In 3- to 4-pages, describe a treatment group that would help Helen Petrakis in one of the following areas: (a) caregiving, (b) sandwich generation, (c) serving as a family member of an individual with addiction.
Review and briefly summarize the literature about the social issue that is the focus of your group (caregiving, sandwich generation, or addictions).
Write a plan that includes the following elements:
Type of treatment group
Purpose of the group
Method to recruit

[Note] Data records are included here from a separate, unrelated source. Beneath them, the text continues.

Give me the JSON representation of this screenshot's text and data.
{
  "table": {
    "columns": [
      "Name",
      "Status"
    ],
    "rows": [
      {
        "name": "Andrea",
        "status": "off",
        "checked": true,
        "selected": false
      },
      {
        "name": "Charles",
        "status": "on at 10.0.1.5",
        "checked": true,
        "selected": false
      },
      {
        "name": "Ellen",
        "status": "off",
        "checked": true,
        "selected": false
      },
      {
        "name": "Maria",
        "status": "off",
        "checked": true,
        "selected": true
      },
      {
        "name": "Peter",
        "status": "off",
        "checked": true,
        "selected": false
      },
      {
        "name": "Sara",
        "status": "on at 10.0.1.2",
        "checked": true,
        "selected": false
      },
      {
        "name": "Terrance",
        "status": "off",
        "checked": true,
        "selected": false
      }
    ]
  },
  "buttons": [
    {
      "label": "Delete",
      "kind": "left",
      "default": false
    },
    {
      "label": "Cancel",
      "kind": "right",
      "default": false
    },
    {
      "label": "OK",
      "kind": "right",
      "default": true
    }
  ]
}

ecause it is a loved thing. It is a loved thing because people love it. Quickly, ‘holy’ or ‘good’ can become detached from ‘god-loved’. If ‘god-loved’ (or ‘god- willed’) were to mean exactly the same thing as ‘good’ then it would follow that if God wills something because it is good, then He must also will it because it is god-willed. Yet, as we’ve established that second statement is incongruous with the other types of action we’ve discussed (carrying seeing, etc.). By contrast, if what’s god-willed is merely god-willed because God wills it, then what’s good should also be good merely because god wills it. This second statement, again, seems out of touch with our common intuitions. Hence we arrive at the titular problem, ‘Is something good because God wills it, or does He will it because it is good?’. There are defendants of both possibilities and this essay will demonstrate the problems of each. The first horn, that something is good because God wills it, is open to a number of objections. First, there is the ‘anything goes’ argument. That is, if God so wills it, anything can become good. Torture is the classic example. If overnight God decided so, then conceivably torture could be decreed as good and thus encouraged. In fact, it could become morally wrong for us to do anything but go around torturing strangers. Such a possibility seems heavily counterintuitive. A theist might naturally say that God would never do such a thing, yet, simply the unlikelihood of such a state of affairs materialising seems a fairly unconvincing retort. Of course, one could point to an omnipotent God as responsible for those intuitions and accordingly, we could assume that were he to take such a course of action he must be doing it for some higher purpose beyond our comprehension. It’s important to note here that God’s benevolence and omniscience must be our motives for following him. As Williams notes, “if it is his power, or the mere fact that he created us, analogies with human kings or fathers […] leave us with the recognition that there are many kings and fathers who ought not to be obeyed”3 (Morality – An Introduction to Ethics, B. Williams, Chapter 8, p. 63). Indeed, an all-powerful ruler who created everything is not necessarily more worthy of obedience but simply harder to disobey. This benevolence, stemming from God’s omniscience, presents a pitfall for the first hornist. For, while God’s willing of acts making them moral maintains his omnipotence, it removes the sense of compassion, care and love that God has thus limiting him in another way. If whatever is willed is good, then God’s goodness is determined by his own submission to his will. However, this undermines the good of God himself, his nature. Having a will that arbitrarily legislates things as universally good seems more like the profile of a tyrant rather than a >GET ANSWER